In 1951, Portrush was chosen to hold the first Open off Scottish and English turf. Hopes were high throughout the North and the South that Fred Daly, winner of the 1947 Open, at Hoylake, would duplicate the feat on his home links, Portrush. A genial man but a fierce competitor, he had honed his game as a youth beneath glowering Dunluce Castle.
Daly overcame a lackluster opening round and battled tricky winds for the claret jug, but at the end of the fourth and final round, Englishman Max Faulkner stood atop the Portrush leaderboard with a three-under-par 285, good for the top prize of 300 pounds. Daly tied for fourth place with a 292, pocketing 62 pounds.
If local lad and favorite Rory McIlroy can pull off what eluded Fred Daly at the 1951 Open at Royal Portrush, there is virtually no way to measure how welcome that would be to the throngs of Northern Irish fans, as well as those from the Republic of Ireland.
Wondering for months if he would even qualify for the Open in his hometown, has been 2010 US Open winner Graeme McDowell.

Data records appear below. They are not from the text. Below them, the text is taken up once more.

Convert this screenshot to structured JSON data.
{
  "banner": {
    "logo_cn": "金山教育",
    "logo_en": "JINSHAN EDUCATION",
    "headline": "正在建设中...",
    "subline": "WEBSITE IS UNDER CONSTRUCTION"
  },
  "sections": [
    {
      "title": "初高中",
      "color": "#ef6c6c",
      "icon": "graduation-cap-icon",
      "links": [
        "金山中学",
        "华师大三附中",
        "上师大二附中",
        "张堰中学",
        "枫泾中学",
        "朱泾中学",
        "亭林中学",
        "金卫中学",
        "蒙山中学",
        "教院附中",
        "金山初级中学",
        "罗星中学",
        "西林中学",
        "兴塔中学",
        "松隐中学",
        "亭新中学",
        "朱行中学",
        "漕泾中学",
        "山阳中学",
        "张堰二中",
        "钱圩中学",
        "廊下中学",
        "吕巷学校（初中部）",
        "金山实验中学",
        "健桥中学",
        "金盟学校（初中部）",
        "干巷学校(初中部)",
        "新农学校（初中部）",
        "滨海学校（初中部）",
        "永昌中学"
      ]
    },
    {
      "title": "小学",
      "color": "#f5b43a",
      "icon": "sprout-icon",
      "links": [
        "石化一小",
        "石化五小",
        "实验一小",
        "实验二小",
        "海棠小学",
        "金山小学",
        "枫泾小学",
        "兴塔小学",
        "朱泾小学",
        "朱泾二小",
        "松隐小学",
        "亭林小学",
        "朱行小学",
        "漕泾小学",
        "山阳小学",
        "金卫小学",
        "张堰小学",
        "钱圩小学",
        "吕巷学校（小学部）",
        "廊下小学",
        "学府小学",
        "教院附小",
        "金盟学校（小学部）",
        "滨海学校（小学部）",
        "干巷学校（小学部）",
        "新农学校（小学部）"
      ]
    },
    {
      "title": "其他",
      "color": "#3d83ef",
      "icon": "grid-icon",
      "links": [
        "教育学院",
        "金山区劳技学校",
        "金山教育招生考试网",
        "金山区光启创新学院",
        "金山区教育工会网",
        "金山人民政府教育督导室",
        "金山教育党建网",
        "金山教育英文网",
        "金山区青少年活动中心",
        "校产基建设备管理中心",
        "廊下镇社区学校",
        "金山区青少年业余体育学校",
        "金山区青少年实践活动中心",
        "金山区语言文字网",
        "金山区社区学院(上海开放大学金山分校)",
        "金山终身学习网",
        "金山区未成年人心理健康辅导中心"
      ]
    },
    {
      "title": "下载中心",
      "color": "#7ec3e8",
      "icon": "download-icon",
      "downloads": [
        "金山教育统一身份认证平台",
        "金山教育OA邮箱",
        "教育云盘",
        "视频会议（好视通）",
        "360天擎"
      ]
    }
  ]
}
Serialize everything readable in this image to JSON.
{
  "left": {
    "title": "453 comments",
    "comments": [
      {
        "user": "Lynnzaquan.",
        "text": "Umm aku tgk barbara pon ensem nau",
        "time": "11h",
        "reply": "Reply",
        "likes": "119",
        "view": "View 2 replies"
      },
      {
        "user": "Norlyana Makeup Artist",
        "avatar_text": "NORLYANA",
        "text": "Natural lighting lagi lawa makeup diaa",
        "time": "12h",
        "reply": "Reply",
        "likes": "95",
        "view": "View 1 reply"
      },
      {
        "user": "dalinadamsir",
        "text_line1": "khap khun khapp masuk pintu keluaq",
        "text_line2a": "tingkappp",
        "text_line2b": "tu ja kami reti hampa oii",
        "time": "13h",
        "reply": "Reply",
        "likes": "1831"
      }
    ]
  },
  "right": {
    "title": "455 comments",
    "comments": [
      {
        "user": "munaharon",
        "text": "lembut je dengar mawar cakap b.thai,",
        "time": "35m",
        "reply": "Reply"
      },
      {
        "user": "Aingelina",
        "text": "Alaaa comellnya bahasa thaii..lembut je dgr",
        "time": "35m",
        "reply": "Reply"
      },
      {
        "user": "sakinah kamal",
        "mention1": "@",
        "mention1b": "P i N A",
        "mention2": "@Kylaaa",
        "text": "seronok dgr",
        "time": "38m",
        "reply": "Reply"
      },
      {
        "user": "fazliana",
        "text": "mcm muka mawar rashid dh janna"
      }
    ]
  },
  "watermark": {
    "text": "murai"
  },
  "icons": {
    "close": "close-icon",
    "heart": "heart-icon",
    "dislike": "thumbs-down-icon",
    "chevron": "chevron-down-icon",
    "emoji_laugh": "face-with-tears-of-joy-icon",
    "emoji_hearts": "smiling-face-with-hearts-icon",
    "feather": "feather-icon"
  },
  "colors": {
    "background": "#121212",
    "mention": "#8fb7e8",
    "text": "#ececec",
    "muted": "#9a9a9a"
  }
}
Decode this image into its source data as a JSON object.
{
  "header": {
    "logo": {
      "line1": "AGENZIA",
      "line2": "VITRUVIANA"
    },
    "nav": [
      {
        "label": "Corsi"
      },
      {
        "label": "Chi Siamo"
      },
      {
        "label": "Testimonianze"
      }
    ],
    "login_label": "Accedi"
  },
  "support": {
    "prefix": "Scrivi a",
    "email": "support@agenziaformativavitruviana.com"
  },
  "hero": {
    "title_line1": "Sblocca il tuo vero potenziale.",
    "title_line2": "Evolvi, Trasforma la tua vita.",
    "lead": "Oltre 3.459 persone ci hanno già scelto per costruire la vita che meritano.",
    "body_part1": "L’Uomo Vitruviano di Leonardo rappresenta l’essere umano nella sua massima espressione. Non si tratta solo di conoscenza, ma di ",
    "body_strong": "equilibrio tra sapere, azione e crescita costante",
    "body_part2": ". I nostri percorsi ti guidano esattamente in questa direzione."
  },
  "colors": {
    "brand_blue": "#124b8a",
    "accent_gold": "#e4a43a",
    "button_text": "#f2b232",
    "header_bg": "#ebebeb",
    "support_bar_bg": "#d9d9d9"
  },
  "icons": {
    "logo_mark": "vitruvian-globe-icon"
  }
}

His ragged play for the past few years forced him to scramble for a spot, which he earned the past few weeks at Pebble Beach and the RBC Canadian Open. The 39-year-old McDowell, who has not played in the Open since 2016, spoke to the media after he nailed down a spot: “I feel hugely relieved. Just to play a small part in getting the Open back to Royal Portrush was one of the prouder moments in my career, and it would have been extremely bittersweet for me not to be playing in the field.”
His gallery will undoubtedly prove one of the most enthusiastic at Dunluce.